Finally, the clouds are parting, the planets are aligning, the dough is rising…whatever metaphor floats your preverbal boat, PRIMUS is going on tour again. We were poised and ready for a massive, bent-rock extravaganza when the gremlins of covid came and yanked the rug out from under us all.
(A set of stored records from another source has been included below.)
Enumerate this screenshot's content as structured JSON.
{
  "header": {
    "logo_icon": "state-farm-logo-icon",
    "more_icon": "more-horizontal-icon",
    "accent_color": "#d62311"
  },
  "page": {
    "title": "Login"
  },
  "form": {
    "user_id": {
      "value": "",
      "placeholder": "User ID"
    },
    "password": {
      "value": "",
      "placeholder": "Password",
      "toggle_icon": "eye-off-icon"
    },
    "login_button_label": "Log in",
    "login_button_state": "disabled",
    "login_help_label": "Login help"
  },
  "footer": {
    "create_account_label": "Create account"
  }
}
I personally have been climbing the walls like a shit-house rat and, after my first season off in 30 some odd years, I’m very anxious and excited to stand in front of the microphone with my four string piece of furniture and belt out some girthy ditties to sweaty throngs of punters.
C’mon Down,
Les Claypool

I’ll be there

~~

I’ve been a fan of Primus since their first album.  And yet I never saw them live once they started to make it big.  I’m not keen on the frat boy fanbase they inexplicably developed, but what can you do.

I’ve wanted to see them for a long time and I’ve had a few shows snatched out of my hands.

I did get to see them recently, although it was for a new EP, so they didn’t play a lot of the old stuff like I’d wanted to hear.

Of course, when they announced this tour: A Tribute to Kings, in which they’d be playing all of Rush’s A Farewell to Kings (possibly my favorite Rush album, depending on the day), I knew I’d have to go.  Since that album is relatively short, I assumed they be playing some good old Primus songs too.

Wolfmother is a band I didn’t know.  I listened to a couple of songs and they sound like a pretty classic late 80s metal band with a loud, high-pitched vocalist.  I would have loved this band back then, and while I wouldn’t go out of my way to see them, it would be fun to relive a band like this live.  The band is from Australia and has an utterly fascinating history of in-fighting and replacements (Wikipedia has a page devoted just to Wolfmother band members).

The Sword is another retro-metal band, sounding an awful lot like Black Sabbath and other classic old school metal groups.  Once again, I would have loved them back in the day, and would no doubt enjoy rocking out to them live.

I hope that the rescheduled date is not too far off, but I’ve waited forever to see them, so I can wait a little longer.  It would be fine if the opening bands stayed with them, but if not, that’s okay too.